=== BRIEF ===
Tally the lines of the data below that contain the string "Соединение". Give the tally and nothing else.

=== DATA PROVIDED ===
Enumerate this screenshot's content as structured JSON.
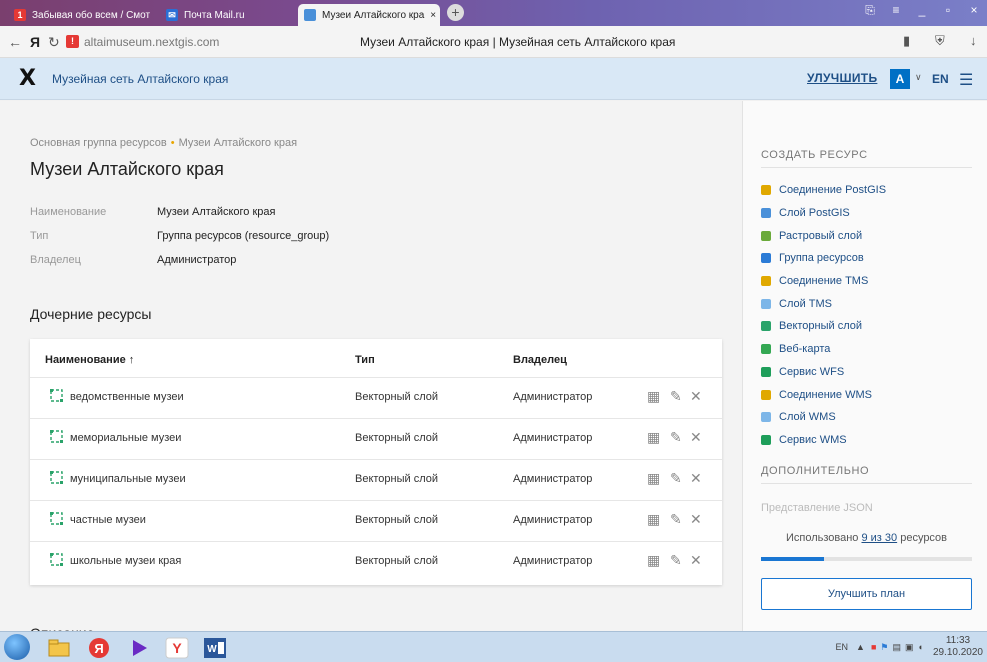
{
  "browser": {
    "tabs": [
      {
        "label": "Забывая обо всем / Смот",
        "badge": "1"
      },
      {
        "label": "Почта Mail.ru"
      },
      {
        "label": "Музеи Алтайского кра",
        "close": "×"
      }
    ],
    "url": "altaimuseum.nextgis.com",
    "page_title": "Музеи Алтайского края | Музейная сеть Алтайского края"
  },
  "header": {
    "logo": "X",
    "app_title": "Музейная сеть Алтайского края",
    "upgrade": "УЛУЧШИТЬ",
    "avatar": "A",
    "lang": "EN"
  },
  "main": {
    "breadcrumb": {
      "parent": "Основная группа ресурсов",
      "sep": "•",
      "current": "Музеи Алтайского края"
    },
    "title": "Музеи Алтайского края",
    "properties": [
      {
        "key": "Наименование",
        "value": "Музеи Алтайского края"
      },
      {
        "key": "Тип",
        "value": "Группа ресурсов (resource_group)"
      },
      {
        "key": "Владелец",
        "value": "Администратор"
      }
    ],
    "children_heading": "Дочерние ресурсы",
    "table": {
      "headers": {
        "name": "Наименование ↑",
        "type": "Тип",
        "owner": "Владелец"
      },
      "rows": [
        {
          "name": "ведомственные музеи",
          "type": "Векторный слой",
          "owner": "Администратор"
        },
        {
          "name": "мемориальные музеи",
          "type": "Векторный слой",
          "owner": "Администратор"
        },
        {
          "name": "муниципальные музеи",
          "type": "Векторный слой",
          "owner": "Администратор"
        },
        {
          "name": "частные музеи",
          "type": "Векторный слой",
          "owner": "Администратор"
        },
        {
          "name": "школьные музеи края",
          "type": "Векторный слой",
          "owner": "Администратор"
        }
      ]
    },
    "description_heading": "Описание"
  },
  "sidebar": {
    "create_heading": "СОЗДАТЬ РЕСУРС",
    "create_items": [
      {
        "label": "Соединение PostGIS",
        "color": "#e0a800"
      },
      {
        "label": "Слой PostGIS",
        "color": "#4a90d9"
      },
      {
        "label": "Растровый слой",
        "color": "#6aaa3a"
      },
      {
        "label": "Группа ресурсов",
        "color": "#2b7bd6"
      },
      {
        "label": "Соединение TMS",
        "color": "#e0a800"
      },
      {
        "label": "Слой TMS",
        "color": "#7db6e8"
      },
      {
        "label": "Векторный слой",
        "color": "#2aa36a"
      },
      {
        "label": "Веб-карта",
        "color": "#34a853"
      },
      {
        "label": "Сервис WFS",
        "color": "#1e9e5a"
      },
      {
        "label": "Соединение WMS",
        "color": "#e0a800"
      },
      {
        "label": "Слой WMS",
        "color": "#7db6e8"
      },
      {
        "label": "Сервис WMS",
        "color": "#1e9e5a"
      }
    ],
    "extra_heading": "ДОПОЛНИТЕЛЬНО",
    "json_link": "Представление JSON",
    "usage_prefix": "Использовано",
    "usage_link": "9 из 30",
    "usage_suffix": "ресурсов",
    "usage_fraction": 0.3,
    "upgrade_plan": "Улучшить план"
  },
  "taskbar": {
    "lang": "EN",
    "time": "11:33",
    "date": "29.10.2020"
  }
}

=== COMPLETED TASK ===
3